Return the records below exactly as they are written.

━━━ Given records

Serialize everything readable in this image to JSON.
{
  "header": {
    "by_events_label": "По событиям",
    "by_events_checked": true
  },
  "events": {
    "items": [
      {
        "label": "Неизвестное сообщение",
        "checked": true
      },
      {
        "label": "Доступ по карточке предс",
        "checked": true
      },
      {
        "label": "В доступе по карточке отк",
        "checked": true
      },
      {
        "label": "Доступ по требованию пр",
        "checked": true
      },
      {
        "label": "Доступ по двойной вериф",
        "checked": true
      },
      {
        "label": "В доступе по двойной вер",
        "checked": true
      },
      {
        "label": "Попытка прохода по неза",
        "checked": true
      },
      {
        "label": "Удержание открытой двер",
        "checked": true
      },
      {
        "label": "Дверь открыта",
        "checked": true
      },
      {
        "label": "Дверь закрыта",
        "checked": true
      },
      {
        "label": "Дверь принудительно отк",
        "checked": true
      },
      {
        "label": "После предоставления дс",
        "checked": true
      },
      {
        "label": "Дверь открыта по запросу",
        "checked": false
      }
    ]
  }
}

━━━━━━

Result ->
Serialize everything readable in this image to JSON.
{
  "header": {
    "by_events_label": "По событиям",
    "by_events_checked": true
  },
  "events": {
    "items": [
      {
        "label": "Неизвестное сообщение",
        "checked": true
      },
      {
        "label": "Доступ по карточке предс",
        "checked": true
      },
      {
        "label": "В доступе по карточке отк",
        "checked": true
      },
      {
        "label": "Доступ по требованию пр",
        "checked": true
      },
      {
        "label": "Доступ по двойной вериф",
        "checked": true
      },
      {
        "label": "В доступе по двойной вер",
        "checked": true
      },
      {
        "label": "Попытка прохода по неза",
        "checked": true
      },
      {
        "label": "Удержание открытой двер",
        "checked": true
      },
      {
        "label": "Дверь открыта",
        "checked": true
      },
      {
        "label": "Дверь закрыта",
        "checked": true
      },
      {
        "label": "Дверь принудительно отк",
        "checked": true
      },
      {
        "label": "После предоставления дс",
        "checked": true
      },
      {
        "label": "Дверь открыта по запросу",
        "checked": false
      }
    ]
  }
}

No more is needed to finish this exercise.